*Action item*. The data should be printed in full, character for character.

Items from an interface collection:
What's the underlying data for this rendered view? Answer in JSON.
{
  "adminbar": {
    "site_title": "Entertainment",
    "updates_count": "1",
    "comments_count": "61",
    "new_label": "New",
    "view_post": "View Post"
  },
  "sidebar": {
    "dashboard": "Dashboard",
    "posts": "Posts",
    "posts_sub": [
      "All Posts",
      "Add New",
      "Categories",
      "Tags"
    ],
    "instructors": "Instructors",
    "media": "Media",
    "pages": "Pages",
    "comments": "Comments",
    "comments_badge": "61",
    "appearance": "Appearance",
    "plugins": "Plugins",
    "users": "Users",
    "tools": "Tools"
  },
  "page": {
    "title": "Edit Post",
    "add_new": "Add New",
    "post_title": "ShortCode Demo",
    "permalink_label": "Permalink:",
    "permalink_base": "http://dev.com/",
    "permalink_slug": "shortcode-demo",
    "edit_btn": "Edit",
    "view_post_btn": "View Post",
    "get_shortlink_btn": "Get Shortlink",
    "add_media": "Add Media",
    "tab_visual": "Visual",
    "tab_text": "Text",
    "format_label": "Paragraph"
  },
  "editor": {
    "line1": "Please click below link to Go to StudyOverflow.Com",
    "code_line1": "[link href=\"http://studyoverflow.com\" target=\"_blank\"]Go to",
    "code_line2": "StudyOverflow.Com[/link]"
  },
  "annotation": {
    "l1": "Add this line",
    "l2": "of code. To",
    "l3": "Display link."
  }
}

*Reply*.
What's the underlying data for this rendered view? Answer in JSON.
{
  "adminbar": {
    "site_title": "Entertainment",
    "updates_count": "1",
    "comments_count": "61",
    "new_label": "New",
    "view_post": "View Post"
  },
  "sidebar": {
    "dashboard": "Dashboard",
    "posts": "Posts",
    "posts_sub": [
      "All Posts",
      "Add New",
      "Categories",
      "Tags"
    ],
    "instructors": "Instructors",
    "media": "Media",
    "pages": "Pages",
    "comments": "Comments",
    "comments_badge": "61",
    "appearance": "Appearance",
    "plugins": "Plugins",
    "users": "Users",
    "tools": "Tools"
  },
  "page": {
    "title": "Edit Post",
    "add_new": "Add New",
    "post_title": "ShortCode Demo",
    "permalink_label": "Permalink:",
    "permalink_base": "http://dev.com/",
    "permalink_slug": "shortcode-demo",
    "edit_btn": "Edit",
    "view_post_btn": "View Post",
    "get_shortlink_btn": "Get Shortlink",
    "add_media": "Add Media",
    "tab_visual": "Visual",
    "tab_text": "Text",
    "format_label": "Paragraph"
  },
  "editor": {
    "line1": "Please click below link to Go to StudyOverflow.Com",
    "code_line1": "[link href=\"http://studyoverflow.com\" target=\"_blank\"]Go to",
    "code_line2": "StudyOverflow.Com[/link]"
  },
  "annotation": {
    "l1": "Add this line",
    "l2": "of code. To",
    "l3": "Display link."
  }
}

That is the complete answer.